When a child comes to play therapy, it is very much the same. Sometimes the child uses words and other times they use play or art to communicate and express thoughts and emotions. Similar to working with adults, the play therapist will reflect the child’s feelings, point out patterns, likes, and dislikes they notice. They may also teach the child techniques to help them identify feelings, cope with their anger, or socialize at school. And most importantly, the play room is set up to be a safe place for the child to express themself and process various things in their life. And as in adult therapy, a safe and accepting therapeutic relationship is key to the client’s success in therapy.

3. Who can be helped by play therapy?

Play therapy is intended to help children with a wide range of social, emotional, and behavioral problems. These include adjustment to trauma or major life changes, hyperactivity and attention disorders, anxiety, depression, behavior problems, and social skills.  The techniques in therapy will vary, depending on the age of the child, so often there is no age limitation for those who can benefit from play therapy.

4. How long will my child need to be in therapy?

The length of therapy varies for every child and there is really no way to judge how long the process will take. Many factors can play a role in how long an individual will require therapy or benefit from therapy. These include willingness to participate in the therapeutic process, consistency with attendance, past and current environmental factors, support systems in place, and the nature and duration of the symptoms.

5. What qualities should I look for in a child therapist?

Knowledgeable:

Your therapist should be knowledgeable in child development, as well as in the problems and concerns you present. Specialized training in working with children, such as a certification in play therapy, is also important. Children are a very special population and require a treatment approach geared towards their developmental level.

Loves Children:

This sounds obvious, but it is too important not to include. A therapist who claims to work with children should love children! Trust me when I say that your child will know if their therapist is not enthusiastic about them or their play.

Parent Involvement:

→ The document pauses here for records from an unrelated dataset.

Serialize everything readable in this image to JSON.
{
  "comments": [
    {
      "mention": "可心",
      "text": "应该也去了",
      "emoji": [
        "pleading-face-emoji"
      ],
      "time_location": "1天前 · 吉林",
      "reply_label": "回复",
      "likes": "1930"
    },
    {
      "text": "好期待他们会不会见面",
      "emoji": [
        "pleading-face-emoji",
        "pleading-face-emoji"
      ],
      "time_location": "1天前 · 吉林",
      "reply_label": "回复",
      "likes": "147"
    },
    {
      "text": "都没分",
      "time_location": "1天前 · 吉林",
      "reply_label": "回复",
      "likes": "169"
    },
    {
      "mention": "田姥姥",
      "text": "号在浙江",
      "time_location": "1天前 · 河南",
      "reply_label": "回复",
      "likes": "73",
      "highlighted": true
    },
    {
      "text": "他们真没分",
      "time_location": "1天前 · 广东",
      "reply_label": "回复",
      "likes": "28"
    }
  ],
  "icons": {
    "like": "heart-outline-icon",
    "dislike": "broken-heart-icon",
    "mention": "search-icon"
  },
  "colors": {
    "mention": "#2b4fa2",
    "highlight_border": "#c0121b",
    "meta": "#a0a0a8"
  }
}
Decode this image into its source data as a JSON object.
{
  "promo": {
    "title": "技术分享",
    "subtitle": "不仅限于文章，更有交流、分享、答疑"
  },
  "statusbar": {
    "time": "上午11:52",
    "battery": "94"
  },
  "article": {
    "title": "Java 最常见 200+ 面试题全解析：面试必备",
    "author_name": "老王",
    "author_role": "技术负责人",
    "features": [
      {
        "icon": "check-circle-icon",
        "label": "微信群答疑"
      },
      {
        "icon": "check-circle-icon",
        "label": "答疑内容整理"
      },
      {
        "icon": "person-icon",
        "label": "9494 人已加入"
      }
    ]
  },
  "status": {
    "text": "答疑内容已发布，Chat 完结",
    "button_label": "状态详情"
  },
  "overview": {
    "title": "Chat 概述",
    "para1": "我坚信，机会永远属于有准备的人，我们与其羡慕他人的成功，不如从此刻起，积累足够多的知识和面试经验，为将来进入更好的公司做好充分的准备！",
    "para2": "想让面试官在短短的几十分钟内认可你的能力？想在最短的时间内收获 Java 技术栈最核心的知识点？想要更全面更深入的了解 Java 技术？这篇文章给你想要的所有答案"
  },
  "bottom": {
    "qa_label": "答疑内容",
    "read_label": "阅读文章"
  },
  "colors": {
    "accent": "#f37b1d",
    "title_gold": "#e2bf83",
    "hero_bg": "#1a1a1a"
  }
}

Your child’s therapist should show a willingness to communicate with you regularly. This communication can include feedback from the child’s treatment, parenting techniques, and suggestions for helping the child outside of the session. Parents should also feel open to asking the therapist questions and sharing regular updates on how things are going at home and at school.

Coordinates Care with Other Professionals:

Children who attend school or daycare are likely exhibiting their behaviors in the classroom. In fact, many parents seek counseling because their teachers have expressed concerns and want help as well. It may also be important to communicate with your child’s pediatrician, especially if medication is involved. A willingness to collaborate with your child’s teachers, doctor, or other providers can further foster their success outside of the play room.

Establishes Good Rapport:

Just like any other relationship, you will connect with some therapists and not with others. Especially in a field when you are entrusting this professional with intimate details of yourself and your life, you want someone you are comfortable with and trust. Your child will feel the same in their sessions so be sure they enjoy being with that individual.

As a Registered Play Therapist, I believe in the power of play to foster a child’s growth and healing. I have witnessed the benefits and encourage parents to seek out a play therapist if their child is struggling. For more information on this and similar topics, please visit www.kimscounselingcorner.com!

NICE OFFICE SPACE IN KATY/CINCO AREA

David Martin

 

 

REID Counseling Group has single office available.
Space is 10’x11’ opening to hallway. Shares bathroom and waiting area with 2 other offices. Single entrance. Small sink/kitchen area included. Will need furnishing. Usage 7 days a week (Lessee will likely share space
with 2nd therapist) HV/AC included.
Call for more info and pricing options:
Dan Johnson @ 713-410-7702